About this exercise: The records sit below this line. Repeat all of them exactly.

Given data:
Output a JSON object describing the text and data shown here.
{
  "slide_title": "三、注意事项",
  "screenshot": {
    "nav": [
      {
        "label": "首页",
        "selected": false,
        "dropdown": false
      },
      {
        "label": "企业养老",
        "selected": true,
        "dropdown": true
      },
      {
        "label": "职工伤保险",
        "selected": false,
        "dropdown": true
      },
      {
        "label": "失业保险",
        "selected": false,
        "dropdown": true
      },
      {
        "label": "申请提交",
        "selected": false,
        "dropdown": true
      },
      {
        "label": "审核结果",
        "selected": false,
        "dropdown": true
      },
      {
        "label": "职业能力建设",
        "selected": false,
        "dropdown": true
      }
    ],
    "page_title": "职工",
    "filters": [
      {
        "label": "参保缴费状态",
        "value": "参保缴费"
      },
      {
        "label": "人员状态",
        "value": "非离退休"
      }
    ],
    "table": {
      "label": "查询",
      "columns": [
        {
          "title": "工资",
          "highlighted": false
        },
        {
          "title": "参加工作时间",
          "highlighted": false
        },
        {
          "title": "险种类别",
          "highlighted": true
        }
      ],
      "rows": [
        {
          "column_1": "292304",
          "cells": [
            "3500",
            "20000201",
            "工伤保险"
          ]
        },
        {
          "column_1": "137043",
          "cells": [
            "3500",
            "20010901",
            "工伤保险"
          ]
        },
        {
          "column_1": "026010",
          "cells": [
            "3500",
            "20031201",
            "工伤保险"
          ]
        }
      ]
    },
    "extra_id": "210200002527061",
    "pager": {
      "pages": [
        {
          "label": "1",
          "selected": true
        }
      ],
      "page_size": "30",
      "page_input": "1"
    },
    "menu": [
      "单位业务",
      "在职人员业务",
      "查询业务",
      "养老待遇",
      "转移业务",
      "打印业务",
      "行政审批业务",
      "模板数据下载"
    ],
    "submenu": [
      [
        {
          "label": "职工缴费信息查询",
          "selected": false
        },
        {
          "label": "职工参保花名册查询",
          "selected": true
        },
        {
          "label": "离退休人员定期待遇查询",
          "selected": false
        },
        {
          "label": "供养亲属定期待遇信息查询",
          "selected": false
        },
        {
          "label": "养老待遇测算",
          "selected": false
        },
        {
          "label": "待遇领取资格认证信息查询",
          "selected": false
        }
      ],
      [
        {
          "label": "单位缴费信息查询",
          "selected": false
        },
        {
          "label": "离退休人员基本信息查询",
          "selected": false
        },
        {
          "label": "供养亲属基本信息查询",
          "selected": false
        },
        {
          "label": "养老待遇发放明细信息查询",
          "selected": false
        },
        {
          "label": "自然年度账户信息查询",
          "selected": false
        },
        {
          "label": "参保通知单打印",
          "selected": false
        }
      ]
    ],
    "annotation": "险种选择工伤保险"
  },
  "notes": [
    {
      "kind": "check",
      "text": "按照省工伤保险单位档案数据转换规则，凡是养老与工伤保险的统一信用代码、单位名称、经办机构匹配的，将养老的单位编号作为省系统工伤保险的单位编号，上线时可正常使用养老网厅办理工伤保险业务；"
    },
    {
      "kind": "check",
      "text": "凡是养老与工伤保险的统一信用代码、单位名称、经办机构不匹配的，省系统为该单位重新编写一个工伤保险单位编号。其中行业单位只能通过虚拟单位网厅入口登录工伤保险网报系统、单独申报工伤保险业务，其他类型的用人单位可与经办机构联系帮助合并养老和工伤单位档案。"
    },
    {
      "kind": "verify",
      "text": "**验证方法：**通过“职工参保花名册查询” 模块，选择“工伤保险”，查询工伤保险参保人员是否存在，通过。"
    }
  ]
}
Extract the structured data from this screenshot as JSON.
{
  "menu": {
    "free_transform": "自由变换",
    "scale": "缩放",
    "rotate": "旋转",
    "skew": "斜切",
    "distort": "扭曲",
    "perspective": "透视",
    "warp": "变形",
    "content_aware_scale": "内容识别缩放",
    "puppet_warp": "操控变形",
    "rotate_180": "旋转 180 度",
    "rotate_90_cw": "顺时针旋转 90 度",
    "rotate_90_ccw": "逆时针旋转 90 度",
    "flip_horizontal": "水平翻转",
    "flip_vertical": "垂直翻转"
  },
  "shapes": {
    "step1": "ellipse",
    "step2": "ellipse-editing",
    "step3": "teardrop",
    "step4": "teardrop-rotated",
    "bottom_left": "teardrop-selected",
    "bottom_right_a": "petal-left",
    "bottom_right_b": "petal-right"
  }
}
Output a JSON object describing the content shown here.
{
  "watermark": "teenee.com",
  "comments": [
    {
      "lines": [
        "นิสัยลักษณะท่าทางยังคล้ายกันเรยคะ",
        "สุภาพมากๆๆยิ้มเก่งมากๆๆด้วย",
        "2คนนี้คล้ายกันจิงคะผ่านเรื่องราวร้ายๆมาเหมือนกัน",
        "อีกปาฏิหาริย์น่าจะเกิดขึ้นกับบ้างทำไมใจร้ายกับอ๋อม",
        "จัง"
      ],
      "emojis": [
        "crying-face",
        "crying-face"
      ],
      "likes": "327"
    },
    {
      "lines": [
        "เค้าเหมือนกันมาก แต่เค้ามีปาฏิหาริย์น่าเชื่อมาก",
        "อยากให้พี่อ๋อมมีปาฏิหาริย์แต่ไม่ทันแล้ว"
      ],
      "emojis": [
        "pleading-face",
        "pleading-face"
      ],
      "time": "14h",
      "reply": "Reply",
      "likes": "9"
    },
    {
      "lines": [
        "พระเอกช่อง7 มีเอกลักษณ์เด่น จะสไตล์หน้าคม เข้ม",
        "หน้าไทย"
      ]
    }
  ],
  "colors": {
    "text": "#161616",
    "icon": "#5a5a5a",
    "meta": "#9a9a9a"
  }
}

Response area:
Output a JSON object describing the text and data shown here.
{
  "slide_title": "三、注意事项",
  "screenshot": {
    "nav": [
      {
        "label": "首页",
        "selected": false,
        "dropdown": false
      },
      {
        "label": "企业养老",
        "selected": true,
        "dropdown": true
      },
      {
        "label": "职工伤保险",
        "selected": false,
        "dropdown": true
      },
      {
        "label": "失业保险",
        "selected": false,
        "dropdown": true
      },
      {
        "label": "申请提交",
        "selected": false,
        "dropdown": true
      },
      {
        "label": "审核结果",
        "selected": false,
        "dropdown": true
      },
      {
        "label": "职业能力建设",
        "selected": false,
        "dropdown": true
      }
    ],
    "page_title": "职工",
    "filters": [
      {
        "label": "参保缴费状态",
        "value": "参保缴费"
      },
      {
        "label": "人员状态",
        "value": "非离退休"
      }
    ],
    "table": {
      "label": "查询",
      "columns": [
        {
          "title": "工资",
          "highlighted": false
        },
        {
          "title": "参加工作时间",
          "highlighted": false
        },
        {
          "title": "险种类别",
          "highlighted": true
        }
      ],
      "rows": [
        {
          "column_1": "292304",
          "cells": [
            "3500",
            "20000201",
            "工伤保险"
          ]
        },
        {
          "column_1": "137043",
          "cells": [
            "3500",
            "20010901",
            "工伤保险"
          ]
        },
        {
          "column_1": "026010",
          "cells": [
            "3500",
            "20031201",
            "工伤保险"
          ]
        }
      ]
    },
    "extra_id": "210200002527061",
    "pager": {
      "pages": [
        {
          "label": "1",
          "selected": true
        }
      ],
      "page_size": "30",
      "page_input": "1"
    },
    "menu": [
      "单位业务",
      "在职人员业务",
      "查询业务",
      "养老待遇",
      "转移业务",
      "打印业务",
      "行政审批业务",
      "模板数据下载"
    ],
    "submenu": [
      [
        {
          "label": "职工缴费信息查询",
          "selected": false
        },
        {
          "label": "职工参保花名册查询",
          "selected": true
        },
        {
          "label": "离退休人员定期待遇查询",
          "selected": false
        },
        {
          "label": "供养亲属定期待遇信息查询",
          "selected": false
        },
        {
          "label": "养老待遇测算",
          "selected": false
        },
        {
          "label": "待遇领取资格认证信息查询",
          "selected": false
        }
      ],
      [
        {
          "label": "单位缴费信息查询",
          "selected": false
        },
        {
          "label": "离退休人员基本信息查询",
          "selected": false
        },
        {
          "label": "供养亲属基本信息查询",
          "selected": false
        },
        {
          "label": "养老待遇发放明细信息查询",
          "selected": false
        },
        {
          "label": "自然年度账户信息查询",
          "selected": false
        },
        {
          "label": "参保通知单打印",
          "selected": false
        }
      ]
    ],
    "annotation": "险种选择工伤保险"
  },
  "notes": [
    {
      "kind": "check",
      "text": "按照省工伤保险单位档案数据转换规则，凡是养老与工伤保险的统一信用代码、单位名称、经办机构匹配的，将养老的单位编号作为省系统工伤保险的单位编号，上线时可正常使用养老网厅办理工伤保险业务；"
    },
    {
      "kind": "check",
      "text": "凡是养老与工伤保险的统一信用代码、单位名称、经办机构不匹配的，省系统为该单位重新编写一个工伤保险单位编号。其中行业单位只能通过虚拟单位网厅入口登录工伤保险网报系统、单独申报工伤保险业务，其他类型的用人单位可与经办机构联系帮助合并养老和工伤单位档案。"
    },
    {
      "kind": "verify",
      "text": "**验证方法：**通过“职工参保花名册查询” 模块，选择“工伤保险”，查询工伤保险参保人员是否存在，通过。"
    }
  ]
}
Extract the structured data from this screenshot as JSON.
{
  "menu": {
    "free_transform": "自由变换",
    "scale": "缩放",
    "rotate": "旋转",
    "skew": "斜切",
    "distort": "扭曲",
    "perspective": "透视",
    "warp": "变形",
    "content_aware_scale": "内容识别缩放",
    "puppet_warp": "操控变形",
    "rotate_180": "旋转 180 度",
    "rotate_90_cw": "顺时针旋转 90 度",
    "rotate_90_ccw": "逆时针旋转 90 度",
    "flip_horizontal": "水平翻转",
    "flip_vertical": "垂直翻转"
  },
  "shapes": {
    "step1": "ellipse",
    "step2": "ellipse-editing",
    "step3": "teardrop",
    "step4": "teardrop-rotated",
    "bottom_left": "teardrop-selected",
    "bottom_right_a": "petal-left",
    "bottom_right_b": "petal-right"
  }
}
Output a JSON object describing the content shown here.
{
  "watermark": "teenee.com",
  "comments": [
    {
      "lines": [
        "นิสัยลักษณะท่าทางยังคล้ายกันเรยคะ",
        "สุภาพมากๆๆยิ้มเก่งมากๆๆด้วย",
        "2คนนี้คล้ายกันจิงคะผ่านเรื่องราวร้ายๆมาเหมือนกัน",
        "อีกปาฏิหาริย์น่าจะเกิดขึ้นกับบ้างทำไมใจร้ายกับอ๋อม",
        "จัง"
      ],
      "emojis": [
        "crying-face",
        "crying-face"
      ],
      "likes": "327"
    },
    {
      "lines": [
        "เค้าเหมือนกันมาก แต่เค้ามีปาฏิหาริย์น่าเชื่อมาก",
        "อยากให้พี่อ๋อมมีปาฏิหาริย์แต่ไม่ทันแล้ว"
      ],
      "emojis": [
        "pleading-face",
        "pleading-face"
      ],
      "time": "14h",
      "reply": "Reply",
      "likes": "9"
    },
    {
      "lines": [
        "พระเอกช่อง7 มีเอกลักษณ์เด่น จะสไตล์หน้าคม เข้ม",
        "หน้าไทย"
      ]
    }
  ],
  "colors": {
    "text": "#161616",
    "icon": "#5a5a5a",
    "meta": "#9a9a9a"
  }
}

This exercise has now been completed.